▼

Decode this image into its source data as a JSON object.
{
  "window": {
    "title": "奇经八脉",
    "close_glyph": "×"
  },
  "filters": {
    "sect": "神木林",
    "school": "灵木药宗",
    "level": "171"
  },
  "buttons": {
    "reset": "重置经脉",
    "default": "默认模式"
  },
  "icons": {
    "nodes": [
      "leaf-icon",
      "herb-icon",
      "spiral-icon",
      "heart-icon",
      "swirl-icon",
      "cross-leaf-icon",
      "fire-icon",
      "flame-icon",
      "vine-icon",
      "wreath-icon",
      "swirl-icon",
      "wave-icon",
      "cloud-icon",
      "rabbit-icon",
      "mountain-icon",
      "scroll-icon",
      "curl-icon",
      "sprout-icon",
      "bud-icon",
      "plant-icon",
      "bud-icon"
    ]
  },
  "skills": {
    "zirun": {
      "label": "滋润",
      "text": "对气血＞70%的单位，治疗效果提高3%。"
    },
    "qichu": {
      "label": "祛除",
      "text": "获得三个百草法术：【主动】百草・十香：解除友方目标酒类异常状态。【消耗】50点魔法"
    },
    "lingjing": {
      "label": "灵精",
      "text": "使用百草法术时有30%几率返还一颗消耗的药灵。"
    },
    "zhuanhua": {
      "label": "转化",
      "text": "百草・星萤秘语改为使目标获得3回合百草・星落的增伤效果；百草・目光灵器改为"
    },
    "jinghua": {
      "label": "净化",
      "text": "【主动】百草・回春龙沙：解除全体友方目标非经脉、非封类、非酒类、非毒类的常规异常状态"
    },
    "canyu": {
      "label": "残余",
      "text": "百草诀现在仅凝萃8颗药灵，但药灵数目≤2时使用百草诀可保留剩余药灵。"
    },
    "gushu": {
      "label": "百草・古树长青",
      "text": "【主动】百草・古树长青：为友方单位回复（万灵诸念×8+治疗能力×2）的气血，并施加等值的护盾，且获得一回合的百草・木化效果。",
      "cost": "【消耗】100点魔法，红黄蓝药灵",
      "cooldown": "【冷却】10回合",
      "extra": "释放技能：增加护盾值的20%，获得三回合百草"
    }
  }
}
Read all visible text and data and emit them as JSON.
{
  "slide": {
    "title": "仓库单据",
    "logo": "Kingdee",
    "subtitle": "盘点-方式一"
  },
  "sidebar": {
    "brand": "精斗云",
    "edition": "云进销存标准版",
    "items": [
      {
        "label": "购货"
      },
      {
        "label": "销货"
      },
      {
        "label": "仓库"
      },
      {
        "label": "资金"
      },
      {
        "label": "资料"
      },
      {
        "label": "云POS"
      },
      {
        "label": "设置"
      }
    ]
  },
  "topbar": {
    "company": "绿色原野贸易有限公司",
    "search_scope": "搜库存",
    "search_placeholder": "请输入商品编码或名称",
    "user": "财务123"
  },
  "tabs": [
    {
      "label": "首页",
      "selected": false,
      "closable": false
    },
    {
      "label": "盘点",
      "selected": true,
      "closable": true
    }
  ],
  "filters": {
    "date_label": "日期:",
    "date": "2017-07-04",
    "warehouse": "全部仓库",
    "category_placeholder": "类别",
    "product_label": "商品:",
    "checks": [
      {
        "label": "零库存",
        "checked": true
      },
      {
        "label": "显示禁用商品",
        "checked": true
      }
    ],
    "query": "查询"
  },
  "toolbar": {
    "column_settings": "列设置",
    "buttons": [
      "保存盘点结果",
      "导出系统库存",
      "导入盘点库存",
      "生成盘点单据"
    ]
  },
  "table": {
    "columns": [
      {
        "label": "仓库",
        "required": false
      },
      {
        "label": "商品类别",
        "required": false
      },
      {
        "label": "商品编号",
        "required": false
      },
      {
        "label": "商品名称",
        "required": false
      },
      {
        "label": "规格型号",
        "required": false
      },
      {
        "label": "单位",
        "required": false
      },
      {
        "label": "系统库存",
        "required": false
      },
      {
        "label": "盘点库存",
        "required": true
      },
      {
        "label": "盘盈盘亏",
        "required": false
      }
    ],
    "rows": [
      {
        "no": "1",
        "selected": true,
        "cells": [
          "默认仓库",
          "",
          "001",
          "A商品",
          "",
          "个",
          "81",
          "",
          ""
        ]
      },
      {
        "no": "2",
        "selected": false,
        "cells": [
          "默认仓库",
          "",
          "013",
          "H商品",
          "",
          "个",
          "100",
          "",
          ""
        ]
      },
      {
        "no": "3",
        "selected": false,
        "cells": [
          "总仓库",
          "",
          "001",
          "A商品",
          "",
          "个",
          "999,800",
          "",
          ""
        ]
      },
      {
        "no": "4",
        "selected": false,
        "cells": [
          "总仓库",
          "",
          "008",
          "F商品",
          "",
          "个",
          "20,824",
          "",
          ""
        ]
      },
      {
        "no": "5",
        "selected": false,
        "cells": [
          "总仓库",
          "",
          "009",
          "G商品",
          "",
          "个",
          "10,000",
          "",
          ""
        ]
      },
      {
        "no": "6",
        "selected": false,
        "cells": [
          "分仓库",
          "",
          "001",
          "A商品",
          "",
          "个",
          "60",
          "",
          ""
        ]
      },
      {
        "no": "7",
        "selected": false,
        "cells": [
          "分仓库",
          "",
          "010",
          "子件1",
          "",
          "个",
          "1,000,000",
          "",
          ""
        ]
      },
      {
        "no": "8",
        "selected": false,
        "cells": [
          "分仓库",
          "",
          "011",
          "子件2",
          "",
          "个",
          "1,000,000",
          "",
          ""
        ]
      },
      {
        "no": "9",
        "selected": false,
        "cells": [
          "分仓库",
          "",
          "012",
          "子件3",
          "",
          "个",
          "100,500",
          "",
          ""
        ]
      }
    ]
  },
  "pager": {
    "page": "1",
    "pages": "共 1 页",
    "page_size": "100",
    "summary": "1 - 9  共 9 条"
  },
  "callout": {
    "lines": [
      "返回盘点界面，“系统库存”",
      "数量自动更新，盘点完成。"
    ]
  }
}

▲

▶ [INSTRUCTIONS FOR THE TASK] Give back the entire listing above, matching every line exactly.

▶ [YOUR SOLUTION]
Decode this image into its source data as a JSON object.
{
  "window": {
    "title": "奇经八脉",
    "close_glyph": "×"
  },
  "filters": {
    "sect": "神木林",
    "school": "灵木药宗",
    "level": "171"
  },
  "buttons": {
    "reset": "重置经脉",
    "default": "默认模式"
  },
  "icons": {
    "nodes": [
      "leaf-icon",
      "herb-icon",
      "spiral-icon",
      "heart-icon",
      "swirl-icon",
      "cross-leaf-icon",
      "fire-icon",
      "flame-icon",
      "vine-icon",
      "wreath-icon",
      "swirl-icon",
      "wave-icon",
      "cloud-icon",
      "rabbit-icon",
      "mountain-icon",
      "scroll-icon",
      "curl-icon",
      "sprout-icon",
      "bud-icon",
      "plant-icon",
      "bud-icon"
    ]
  },
  "skills": {
    "zirun": {
      "label": "滋润",
      "text": "对气血＞70%的单位，治疗效果提高3%。"
    },
    "qichu": {
      "label": "祛除",
      "text": "获得三个百草法术：【主动】百草・十香：解除友方目标酒类异常状态。【消耗】50点魔法"
    },
    "lingjing": {
      "label": "灵精",
      "text": "使用百草法术时有30%几率返还一颗消耗的药灵。"
    },
    "zhuanhua": {
      "label": "转化",
      "text": "百草・星萤秘语改为使目标获得3回合百草・星落的增伤效果；百草・目光灵器改为"
    },
    "jinghua": {
      "label": "净化",
      "text": "【主动】百草・回春龙沙：解除全体友方目标非经脉、非封类、非酒类、非毒类的常规异常状态"
    },
    "canyu": {
      "label": "残余",
      "text": "百草诀现在仅凝萃8颗药灵，但药灵数目≤2时使用百草诀可保留剩余药灵。"
    },
    "gushu": {
      "label": "百草・古树长青",
      "text": "【主动】百草・古树长青：为友方单位回复（万灵诸念×8+治疗能力×2）的气血，并施加等值的护盾，且获得一回合的百草・木化效果。",
      "cost": "【消耗】100点魔法，红黄蓝药灵",
      "cooldown": "【冷却】10回合",
      "extra": "释放技能：增加护盾值的20%，获得三回合百草"
    }
  }
}
Read all visible text and data and emit them as JSON.
{
  "slide": {
    "title": "仓库单据",
    "logo": "Kingdee",
    "subtitle": "盘点-方式一"
  },
  "sidebar": {
    "brand": "精斗云",
    "edition": "云进销存标准版",
    "items": [
      {
        "label": "购货"
      },
      {
        "label": "销货"
      },
      {
        "label": "仓库"
      },
      {
        "label": "资金"
      },
      {
        "label": "资料"
      },
      {
        "label": "云POS"
      },
      {
        "label": "设置"
      }
    ]
  },
  "topbar": {
    "company": "绿色原野贸易有限公司",
    "search_scope": "搜库存",
    "search_placeholder": "请输入商品编码或名称",
    "user": "财务123"
  },
  "tabs": [
    {
      "label": "首页",
      "selected": false,
      "closable": false
    },
    {
      "label": "盘点",
      "selected": true,
      "closable": true
    }
  ],
  "filters": {
    "date_label": "日期:",
    "date": "2017-07-04",
    "warehouse": "全部仓库",
    "category_placeholder": "类别",
    "product_label": "商品:",
    "checks": [
      {
        "label": "零库存",
        "checked": true
      },
      {
        "label": "显示禁用商品",
        "checked": true
      }
    ],
    "query": "查询"
  },
  "toolbar": {
    "column_settings": "列设置",
    "buttons": [
      "保存盘点结果",
      "导出系统库存",
      "导入盘点库存",
      "生成盘点单据"
    ]
  },
  "table": {
    "columns": [
      {
        "label": "仓库",
        "required": false
      },
      {
        "label": "商品类别",
        "required": false
      },
      {
        "label": "商品编号",
        "required": false
      },
      {
        "label": "商品名称",
        "required": false
      },
      {
        "label": "规格型号",
        "required": false
      },
      {
        "label": "单位",
        "required": false
      },
      {
        "label": "系统库存",
        "required": false
      },
      {
        "label": "盘点库存",
        "required": true
      },
      {
        "label": "盘盈盘亏",
        "required": false
      }
    ],
    "rows": [
      {
        "no": "1",
        "selected": true,
        "cells": [
          "默认仓库",
          "",
          "001",
          "A商品",
          "",
          "个",
          "81",
          "",
          ""
        ]
      },
      {
        "no": "2",
        "selected": false,
        "cells": [
          "默认仓库",
          "",
          "013",
          "H商品",
          "",
          "个",
          "100",
          "",
          ""
        ]
      },
      {
        "no": "3",
        "selected": false,
        "cells": [
          "总仓库",
          "",
          "001",
          "A商品",
          "",
          "个",
          "999,800",
          "",
          ""
        ]
      },
      {
        "no": "4",
        "selected": false,
        "cells": [
          "总仓库",
          "",
          "008",
          "F商品",
          "",
          "个",
          "20,824",
          "",
          ""
        ]
      },
      {
        "no": "5",
        "selected": false,
        "cells": [
          "总仓库",
          "",
          "009",
          "G商品",
          "",
          "个",
          "10,000",
          "",
          ""
        ]
      },
      {
        "no": "6",
        "selected": false,
        "cells": [
          "分仓库",
          "",
          "001",
          "A商品",
          "",
          "个",
          "60",
          "",
          ""
        ]
      },
      {
        "no": "7",
        "selected": false,
        "cells": [
          "分仓库",
          "",
          "010",
          "子件1",
          "",
          "个",
          "1,000,000",
          "",
          ""
        ]
      },
      {
        "no": "8",
        "selected": false,
        "cells": [
          "分仓库",
          "",
          "011",
          "子件2",
          "",
          "个",
          "1,000,000",
          "",
          ""
        ]
      },
      {
        "no": "9",
        "selected": false,
        "cells": [
          "分仓库",
          "",
          "012",
          "子件3",
          "",
          "个",
          "100,500",
          "",
          ""
        ]
      }
    ]
  },
  "pager": {
    "page": "1",
    "pages": "共 1 页",
    "page_size": "100",
    "summary": "1 - 9  共 9 条"
  },
  "callout": {
    "lines": [
      "返回盘点界面，“系统库存”",
      "数量自动更新，盘点完成。"
    ]
  }
}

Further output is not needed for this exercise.